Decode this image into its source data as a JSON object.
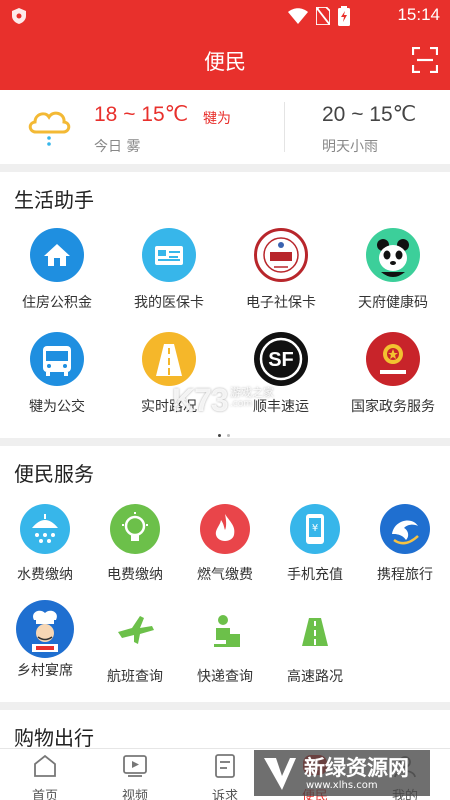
{
  "status_bar": {
    "time": "15:14"
  },
  "header": {
    "title": "便民"
  },
  "weather": {
    "today_temp": "18 ~ 15℃",
    "city": "犍为",
    "today_label": "今日 雾",
    "tomorrow_temp": "20 ~ 15℃",
    "tomorrow_label": "明天小雨"
  },
  "life_assistant": {
    "title": "生活助手",
    "items": [
      {
        "label": "住房公积金",
        "icon": "house-icon"
      },
      {
        "label": "我的医保卡",
        "icon": "medical-card-icon"
      },
      {
        "label": "电子社保卡",
        "icon": "social-security-icon"
      },
      {
        "label": "天府健康码",
        "icon": "panda-icon"
      },
      {
        "label": "犍为公交",
        "icon": "bus-icon"
      },
      {
        "label": "实时路况",
        "icon": "road-icon"
      },
      {
        "label": "顺丰速运",
        "icon": "sf-express-icon"
      },
      {
        "label": "国家政务服务",
        "icon": "national-emblem-icon"
      }
    ],
    "page_count": 2,
    "current_page": 1
  },
  "convenience": {
    "title": "便民服务",
    "items": [
      {
        "label": "水费缴纳",
        "icon": "water-icon"
      },
      {
        "label": "电费缴纳",
        "icon": "bulb-icon"
      },
      {
        "label": "燃气缴费",
        "icon": "flame-icon"
      },
      {
        "label": "手机充值",
        "icon": "phone-recharge-icon"
      },
      {
        "label": "携程旅行",
        "icon": "dolphin-icon"
      },
      {
        "label": "乡村宴席",
        "icon": "chef-icon"
      },
      {
        "label": "航班查询",
        "icon": "plane-icon"
      },
      {
        "label": "快递查询",
        "icon": "courier-icon"
      },
      {
        "label": "高速路况",
        "icon": "highway-icon"
      }
    ]
  },
  "shopping": {
    "title": "购物出行"
  },
  "tabs": [
    {
      "label": "首页",
      "icon": "home-icon"
    },
    {
      "label": "视频",
      "icon": "video-icon"
    },
    {
      "label": "诉求",
      "icon": "appeal-icon"
    },
    {
      "label": "便民",
      "icon": "convenience-icon",
      "active": true
    },
    {
      "label": "我的",
      "icon": "profile-icon"
    }
  ],
  "watermarks": {
    "xlhs_title": "新绿资源网",
    "xlhs_url": "www.xlhs.com",
    "k73_logo": "K73",
    "k73_text": "游戏之家",
    "k73_url": ".com"
  },
  "colors": {
    "brand_red": "#e8302c",
    "icon_blue": "#1f8fe0",
    "icon_cyan": "#37b6ea",
    "icon_green": "#6cc04a"
  }
}
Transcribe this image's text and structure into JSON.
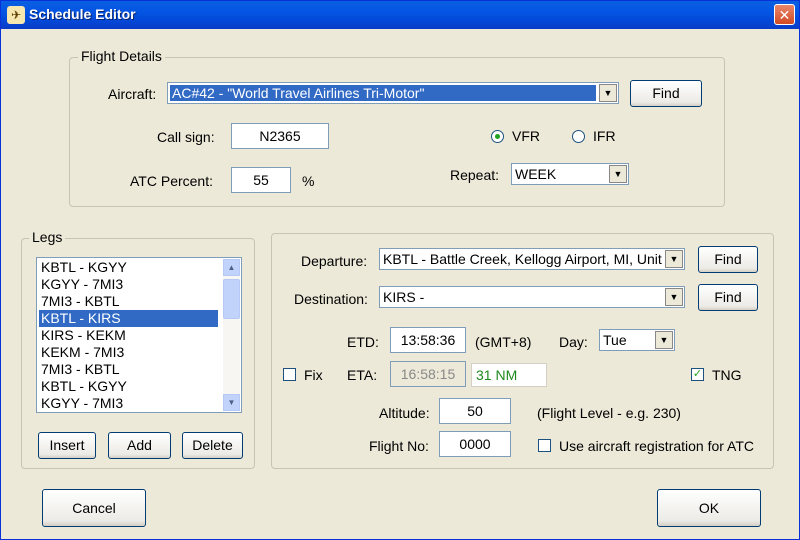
{
  "window": {
    "title": "Schedule Editor",
    "close_glyph": "✕"
  },
  "flight_details": {
    "legend": "Flight Details",
    "aircraft_label": "Aircraft:",
    "aircraft_value": "AC#42 - \"World Travel Airlines Tri-Motor\"",
    "find_label": "Find",
    "callsign_label": "Call sign:",
    "callsign_value": "N2365",
    "atc_label": "ATC Percent:",
    "atc_value": "55",
    "atc_unit": "%",
    "vfr_label": "VFR",
    "ifr_label": "IFR",
    "flight_rule_selected": "VFR",
    "repeat_label": "Repeat:",
    "repeat_value": "WEEK"
  },
  "legs": {
    "legend": "Legs",
    "items": [
      "KBTL - KGYY",
      "KGYY - 7MI3",
      "7MI3 - KBTL",
      "KBTL - KIRS",
      "KIRS - KEKM",
      "KEKM - 7MI3",
      "7MI3 - KBTL",
      "KBTL - KGYY",
      "KGYY - 7MI3"
    ],
    "selected_index": 3,
    "insert_label": "Insert",
    "add_label": "Add",
    "delete_label": "Delete"
  },
  "leg_details": {
    "departure_label": "Departure:",
    "departure_value": "KBTL - Battle Creek, Kellogg Airport, MI, Unit",
    "destination_label": "Destination:",
    "destination_value": "KIRS -",
    "find_label": "Find",
    "etd_label": "ETD:",
    "etd_value": "13:58:36",
    "tz_label": "(GMT+8)",
    "day_label": "Day:",
    "day_value": "Tue",
    "fix_label": "Fix",
    "fix_checked": false,
    "eta_label": "ETA:",
    "eta_value": "16:58:15",
    "distance_value": "31 NM",
    "tng_label": "TNG",
    "tng_checked": true,
    "altitude_label": "Altitude:",
    "altitude_value": "50",
    "altitude_hint": "(Flight Level - e.g. 230)",
    "flightno_label": "Flight No:",
    "flightno_value": "0000",
    "use_reg_label": "Use aircraft registration for ATC",
    "use_reg_checked": false
  },
  "footer": {
    "cancel_label": "Cancel",
    "ok_label": "OK"
  },
  "colors": {
    "title_bar": "#0455E4",
    "selection": "#316AC5",
    "window_bg": "#ECE9D8",
    "distance_text": "#1E8A1E"
  }
}
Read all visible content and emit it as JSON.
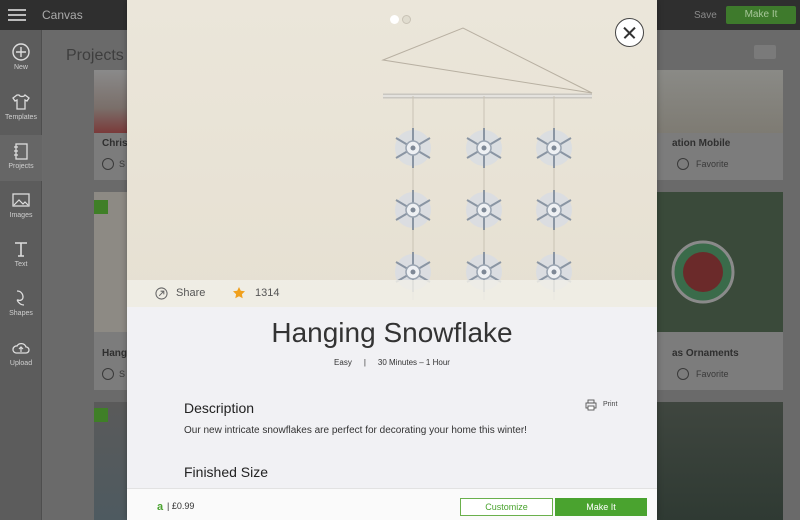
{
  "app": {
    "title": "Canvas",
    "save_label": "Save",
    "make_it_label": "Make It"
  },
  "sidebar": {
    "items": [
      {
        "label": "New",
        "icon": "plus-circle-icon"
      },
      {
        "label": "Templates",
        "icon": "shirt-icon"
      },
      {
        "label": "Projects",
        "icon": "notebook-icon"
      },
      {
        "label": "Images",
        "icon": "image-icon"
      },
      {
        "label": "Text",
        "icon": "text-icon"
      },
      {
        "label": "Shapes",
        "icon": "shapes-icon"
      },
      {
        "label": "Upload",
        "icon": "cloud-upload-icon"
      }
    ]
  },
  "background": {
    "heading": "Projects",
    "cards": [
      {
        "title": "Christ",
        "meta": "S"
      },
      {
        "title": "ation Mobile",
        "meta": "Favorite"
      },
      {
        "title": "Hangi",
        "meta": "S"
      },
      {
        "title": "as Ornaments",
        "meta": "Favorite"
      }
    ]
  },
  "modal": {
    "share_label": "Share",
    "rating_count": "1314",
    "title": "Hanging Snowflake",
    "difficulty": "Easy",
    "separator": "|",
    "duration": "30 Minutes – 1 Hour",
    "description_heading": "Description",
    "print_label": "Print",
    "description_text": "Our new intricate snowflakes are perfect for decorating your home this winter!",
    "finished_size_heading": "Finished Size",
    "access_icon": "a",
    "price": "| £0.99",
    "customize_label": "Customize",
    "make_it_label": "Make It",
    "carousel": {
      "slides": 2,
      "active": 1
    }
  },
  "colors": {
    "accent_green": "#4aa32f",
    "topbar": "#2f2f2f",
    "overlay": "#6b6b6b"
  }
}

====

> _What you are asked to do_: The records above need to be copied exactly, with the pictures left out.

> _Answer below_:
Decode this image into its source data as a JSON object.
{
  "status_bar": {
    "time": "15:14"
  },
  "header": {
    "title": "便民"
  },
  "weather": {
    "today_temp": "18 ~ 15℃",
    "city": "犍为",
    "today_label": "今日 雾",
    "tomorrow_temp": "20 ~ 15℃",
    "tomorrow_label": "明天小雨"
  },
  "life_assistant": {
    "title": "生活助手",
    "items": [
      {
        "label": "住房公积金",
        "icon": "house-icon"
      },
      {
        "label": "我的医保卡",
        "icon": "medical-card-icon"
      },
      {
        "label": "电子社保卡",
        "icon": "social-security-icon"
      },
      {
        "label": "天府健康码",
        "icon": "panda-icon"
      },
      {
        "label": "犍为公交",
        "icon": "bus-icon"
      },
      {
        "label": "实时路况",
        "icon": "road-icon"
      },
      {
        "label": "顺丰速运",
        "icon": "sf-express-icon"
      },
      {
        "label": "国家政务服务",
        "icon": "national-emblem-icon"
      }
    ],
    "page_count": 2,
    "current_page": 1
  },
  "convenience": {
    "title": "便民服务",
    "items": [
      {
        "label": "水费缴纳",
        "icon": "water-icon"
      },
      {
        "label": "电费缴纳",
        "icon": "bulb-icon"
      },
      {
        "label": "燃气缴费",
        "icon": "flame-icon"
      },
      {
        "label": "手机充值",
        "icon": "phone-recharge-icon"
      },
      {
        "label": "携程旅行",
        "icon": "dolphin-icon"
      },
      {
        "label": "乡村宴席",
        "icon": "chef-icon"
      },
      {
        "label": "航班查询",
        "icon": "plane-icon"
      },
      {
        "label": "快递查询",
        "icon": "courier-icon"
      },
      {
        "label": "高速路况",
        "icon": "highway-icon"
      }
    ]
  },
  "shopping": {
    "title": "购物出行"
  },
  "tabs": [
    {
      "label": "首页",
      "icon": "home-icon"
    },
    {
      "label": "视频",
      "icon": "video-icon"
    },
    {
      "label": "诉求",
      "icon": "appeal-icon"
    },
    {
      "label": "便民",
      "icon": "convenience-icon",
      "active": true
    },
    {
      "label": "我的",
      "icon": "profile-icon"
    }
  ],
  "watermarks": {
    "xlhs_title": "新绿资源网",
    "xlhs_url": "www.xlhs.com",
    "k73_logo": "K73",
    "k73_text": "游戏之家",
    "k73_url": ".com"
  },
  "colors": {
    "brand_red": "#e8302c",
    "icon_blue": "#1f8fe0",
    "icon_cyan": "#37b6ea",
    "icon_green": "#6cc04a"
  }
}
Transcribe this image's text and structure into JSON.
{
  "window": {
    "title": "Schedule Editor",
    "close_glyph": "✕"
  },
  "flight_details": {
    "legend": "Flight Details",
    "aircraft_label": "Aircraft:",
    "aircraft_value": "AC#42 - \"World Travel Airlines Tri-Motor\"",
    "find_label": "Find",
    "callsign_label": "Call sign:",
    "callsign_value": "N2365",
    "atc_label": "ATC Percent:",
    "atc_value": "55",
    "atc_unit": "%",
    "vfr_label": "VFR",
    "ifr_label": "IFR",
    "flight_rule_selected": "VFR",
    "repeat_label": "Repeat:",
    "repeat_value": "WEEK"
  },
  "legs": {
    "legend": "Legs",
    "items": [
      "KBTL - KGYY",
      "KGYY - 7MI3",
      "7MI3 - KBTL",
      "KBTL - KIRS",
      "KIRS - KEKM",
      "KEKM - 7MI3",
      "7MI3 - KBTL",
      "KBTL - KGYY",
      "KGYY - 7MI3"
    ],
    "selected_index": 3,
    "insert_label": "Insert",
    "add_label": "Add",
    "delete_label": "Delete"
  },
  "leg_details": {
    "departure_label": "Departure:",
    "departure_value": "KBTL - Battle Creek, Kellogg Airport, MI, Unit",
    "destination_label": "Destination:",
    "destination_value": "KIRS -",
    "find_label": "Find",
    "etd_label": "ETD:",
    "etd_value": "13:58:36",
    "tz_label": "(GMT+8)",
    "day_label": "Day:",
    "day_value": "Tue",
    "fix_label": "Fix",
    "fix_checked": false,
    "eta_label": "ETA:",
    "eta_value": "16:58:15",
    "distance_value": "31 NM",
    "tng_label": "TNG",
    "tng_checked": true,
    "altitude_label": "Altitude:",
    "altitude_value": "50",
    "altitude_hint": "(Flight Level - e.g. 230)",
    "flightno_label": "Flight No:",
    "flightno_value": "0000",
    "use_reg_label": "Use aircraft registration for ATC",
    "use_reg_checked": false
  },
  "footer": {
    "cancel_label": "Cancel",
    "ok_label": "OK"
  },
  "colors": {
    "title_bar": "#0455E4",
    "selection": "#316AC5",
    "window_bg": "#ECE9D8",
    "distance_text": "#1E8A1E"
  }
}
Read all visible content and emit it as JSON.
{
  "app": {
    "title": "Canvas",
    "save_label": "Save",
    "make_it_label": "Make It"
  },
  "sidebar": {
    "items": [
      {
        "label": "New",
        "icon": "plus-circle-icon"
      },
      {
        "label": "Templates",
        "icon": "shirt-icon"
      },
      {
        "label": "Projects",
        "icon": "notebook-icon"
      },
      {
        "label": "Images",
        "icon": "image-icon"
      },
      {
        "label": "Text",
        "icon": "text-icon"
      },
      {
        "label": "Shapes",
        "icon": "shapes-icon"
      },
      {
        "label": "Upload",
        "icon": "cloud-upload-icon"
      }
    ]
  },
  "background": {
    "heading": "Projects",
    "cards": [
      {
        "title": "Christ",
        "meta": "S"
      },
      {
        "title": "ation Mobile",
        "meta": "Favorite"
      },
      {
        "title": "Hangi",
        "meta": "S"
      },
      {
        "title": "as Ornaments",
        "meta": "Favorite"
      }
    ]
  },
  "modal": {
    "share_label": "Share",
    "rating_count": "1314",
    "title": "Hanging Snowflake",
    "difficulty": "Easy",
    "separator": "|",
    "duration": "30 Minutes – 1 Hour",
    "description_heading": "Description",
    "print_label": "Print",
    "description_text": "Our new intricate snowflakes are perfect for decorating your home this winter!",
    "finished_size_heading": "Finished Size",
    "access_icon": "a",
    "price": "| £0.99",
    "customize_label": "Customize",
    "make_it_label": "Make It",
    "carousel": {
      "slides": 2,
      "active": 1
    }
  },
  "colors": {
    "accent_green": "#4aa32f",
    "topbar": "#2f2f2f",
    "overlay": "#6b6b6b"
  }
}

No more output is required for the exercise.